2015: It's probably Bryce Harper, more because of the sense of payoff -- this was what we'd been investing our attention in since he was a high school sophomore -- than because the best player is necessarily always the most watchable. There's a case for Joey Votto here, bouncing back from a mostly lost 2014 season and mastering the strike zone like nobody since Barry Bonds had. There's a case for Jose Bautista, who flipped the danged bat (and also hit 40 regular-season homers, all of them majestic and beautiful). It's Harper, though.
Early 2016: Quoting myself, from around that time: "A good Mookie Betts day is the most fun you can have at a ballpark.

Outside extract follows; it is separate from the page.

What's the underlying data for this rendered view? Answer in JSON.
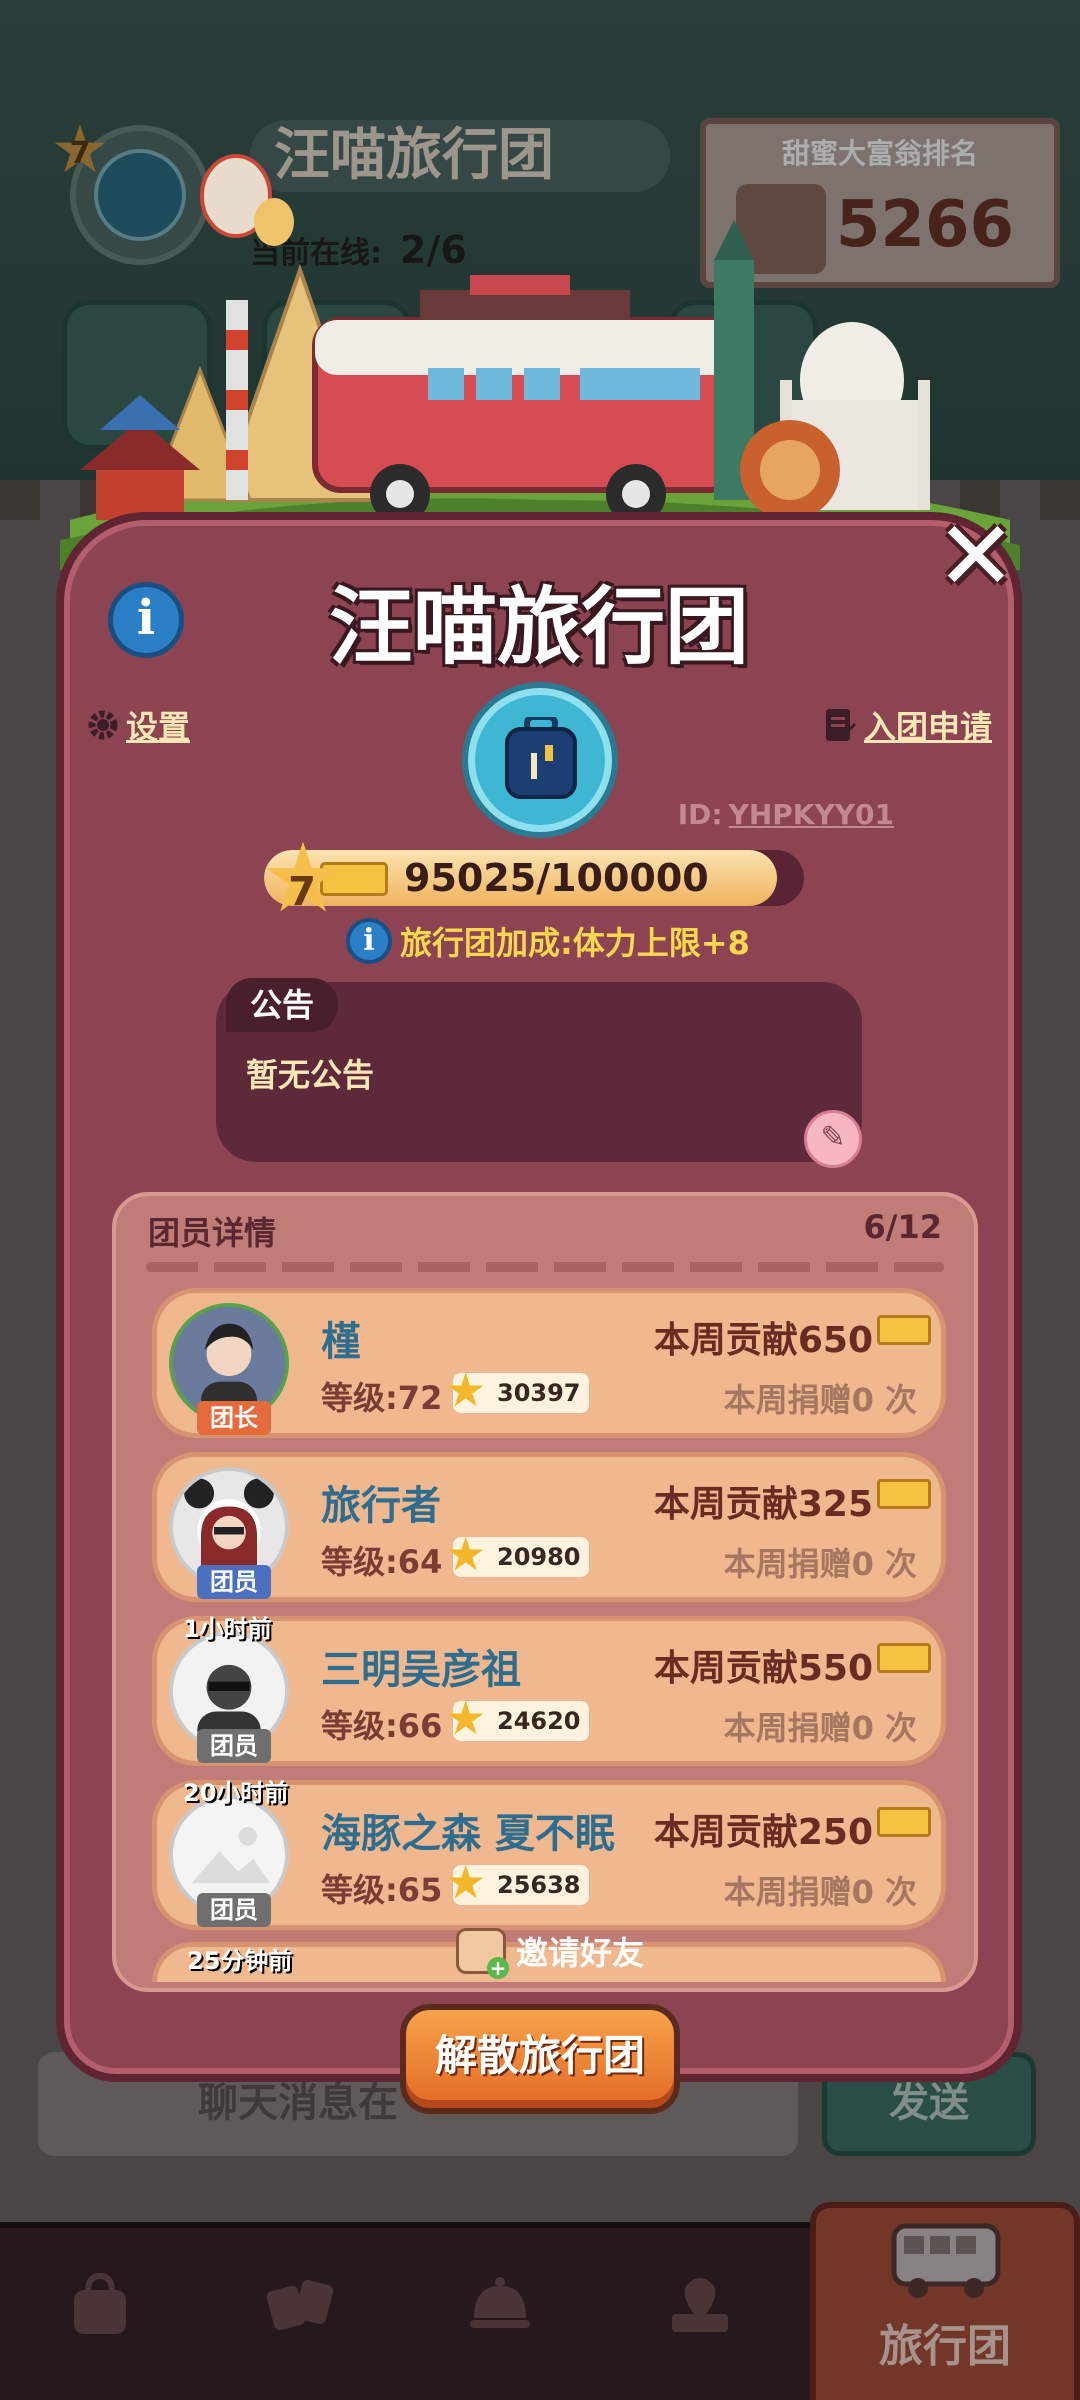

He'll put the ball in play four times. One will be a sharp line drive up the middle on an impossible-to-hit 0-2 pitch. One will be a double into right-center -- no, wait, he's going to stretch it, it's going to be close, here'll come the throw and he'll be ... safe at third! He'll homer, and it'll look like Little Mac using one of his stars, a towering uppercut blow from the smallest guy in the lineup. He'll work a tough walk to keep a rally going, then he'll steal second, then he'll score from second on an infield single. He'll make a leaping catch in right field on a dead sprint; he'll cut a ball off on its way to the gap, and then he'll gun down the runner trying to go first to third. Wins Above Replacement stick to him like he's magnetized." There have been many brief challenges to Trout's title of best in baseball, but Betts' challenge has been the most sustained and his approach the closest, and it started in 2016.
Late 2016: Gary Sanchez had been an elite prospect, a name baseball fans knew for five whole years before he got called up for good Aug. 3. He hit 20 home runs in 52 games and, despite criticism for other parts of his defense, he threw as hard as any catcher in baseball. New York stars become extremely famous extremely fast, and for those two months it looked like Sanchez, not the still-to-come Aaron Judge, might quickly become the most famous baseball player in the world.

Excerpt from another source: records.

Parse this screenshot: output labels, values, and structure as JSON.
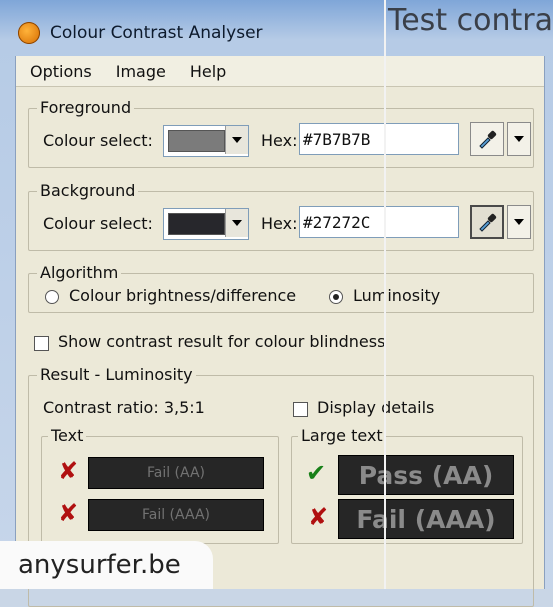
{
  "background_text": "Test contras",
  "window": {
    "title": "Colour Contrast Analyser"
  },
  "menu": [
    "Options",
    "Image",
    "Help"
  ],
  "foreground": {
    "legend": "Foreground",
    "colour_select_label": "Colour select:",
    "swatch_color": "#7B7B7B",
    "hex_label": "Hex:",
    "hex_value": "#7B7B7B"
  },
  "background": {
    "legend": "Background",
    "colour_select_label": "Colour select:",
    "swatch_color": "#27272C",
    "hex_label": "Hex:",
    "hex_value": "#27272C"
  },
  "algorithm": {
    "legend": "Algorithm",
    "options": [
      "Colour brightness/difference",
      "Luminosity"
    ],
    "selected": "Luminosity"
  },
  "colour_blindness_label": "Show contrast result for colour blindness",
  "result": {
    "legend": "Result - Luminosity",
    "contrast_ratio": "Contrast ratio: 3,5:1",
    "display_details_label": "Display details",
    "text_group": {
      "legend": "Text",
      "aa": "Fail (AA)",
      "aaa": "Fail (AAA)"
    },
    "large_text_group": {
      "legend": "Large text",
      "aa": "Pass (AA)",
      "aaa": "Fail (AAA)"
    }
  },
  "watermark": "anysurfer.be",
  "colors": {
    "fail": "#B01010",
    "pass": "#188018"
  }
}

2017: I've never seen anybody swing harder than Javier Baez. I've almost never seen anybody swing more often. Over the course of a season, his swings alone burn twice as much fuel as an energy-efficient major leaguer's. He's astonishingly aggressive as a runner, taking extra bases (e.g., first to third or scoring from second on a single) more often in his career than much-faster Dee Gordon and Billy Hamilton. He's also the most creative defender in baseball, "El Mago," a magician who might conjure outs out of nothing anytime he's holding the baseball. He does the most mundane things with flair. He might be the most watchable player of my life, to be honest, and it was almost easier to appreciate this before he became an outright superstar in 2018.

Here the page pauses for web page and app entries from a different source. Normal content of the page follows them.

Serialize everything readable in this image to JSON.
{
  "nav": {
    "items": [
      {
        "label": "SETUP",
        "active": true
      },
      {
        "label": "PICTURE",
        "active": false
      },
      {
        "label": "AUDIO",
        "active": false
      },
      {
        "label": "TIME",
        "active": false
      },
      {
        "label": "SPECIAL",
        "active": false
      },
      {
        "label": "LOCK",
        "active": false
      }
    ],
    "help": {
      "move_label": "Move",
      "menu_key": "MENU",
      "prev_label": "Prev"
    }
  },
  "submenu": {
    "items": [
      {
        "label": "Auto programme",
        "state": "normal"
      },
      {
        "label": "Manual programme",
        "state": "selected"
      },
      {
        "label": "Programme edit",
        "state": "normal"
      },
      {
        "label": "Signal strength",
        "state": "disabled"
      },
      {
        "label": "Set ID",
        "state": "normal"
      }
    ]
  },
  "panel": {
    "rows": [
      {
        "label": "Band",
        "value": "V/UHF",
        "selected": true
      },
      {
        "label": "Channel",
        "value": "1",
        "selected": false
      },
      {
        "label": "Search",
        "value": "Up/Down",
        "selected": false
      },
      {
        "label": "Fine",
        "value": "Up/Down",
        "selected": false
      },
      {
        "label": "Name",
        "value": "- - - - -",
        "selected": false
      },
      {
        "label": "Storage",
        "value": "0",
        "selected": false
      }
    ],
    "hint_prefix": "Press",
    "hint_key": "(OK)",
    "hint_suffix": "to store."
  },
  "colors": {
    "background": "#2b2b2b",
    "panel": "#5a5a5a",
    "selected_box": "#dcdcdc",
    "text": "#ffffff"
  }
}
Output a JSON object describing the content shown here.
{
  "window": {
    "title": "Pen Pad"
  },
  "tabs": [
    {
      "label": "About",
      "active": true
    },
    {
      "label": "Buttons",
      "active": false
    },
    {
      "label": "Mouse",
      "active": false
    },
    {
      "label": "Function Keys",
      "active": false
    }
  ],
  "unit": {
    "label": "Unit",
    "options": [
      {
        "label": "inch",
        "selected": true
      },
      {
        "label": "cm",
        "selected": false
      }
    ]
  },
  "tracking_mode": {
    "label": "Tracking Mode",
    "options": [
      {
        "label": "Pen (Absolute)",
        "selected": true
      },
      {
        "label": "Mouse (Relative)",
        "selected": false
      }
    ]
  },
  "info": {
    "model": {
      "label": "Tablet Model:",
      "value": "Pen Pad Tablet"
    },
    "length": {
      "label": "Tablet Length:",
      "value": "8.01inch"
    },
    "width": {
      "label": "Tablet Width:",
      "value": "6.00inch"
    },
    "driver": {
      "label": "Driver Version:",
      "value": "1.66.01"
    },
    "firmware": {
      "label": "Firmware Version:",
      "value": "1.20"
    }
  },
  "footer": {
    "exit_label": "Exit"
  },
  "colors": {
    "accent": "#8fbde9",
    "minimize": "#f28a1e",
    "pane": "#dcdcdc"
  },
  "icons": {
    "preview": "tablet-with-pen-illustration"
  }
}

2018: Shohei Ohtani. Easy one.
There are players we can't believe we didn't name. Jose Reyes, Adrian Beltre, Grady Sizemore, Giancarlo Stanton, Francisco Lindor, Carl Crawford, Buster Posey, Jose Ramirez, Byron Buxton, Lorenzo Cain, Nolan Arenado, Cody Bellinger, Aaron Judge, Torii Hunter, Yoenis Cespedes, Andrew McCutchen. Not to mention Ronald Acuna Jr. and Vladimir Guerrero Jr.
Those final two are a daily challenge to Tatis' hold on this spot. For now, though, he's outrunning them both.
*We limited this title to position players. Pitching is just a different role entirely, entertainmentwise, and while we'd love to have spent Tuesday writing about Jose Fernandez and Dontrelle Willis, they feel like a separate category. We also restricted the pool of candidates to major leaguers only.
Tatis goes full Matrix on his slide to first base
Fernando Tatis Jr. gets caught in a run down, but dodges the tag at first base with a wild slide.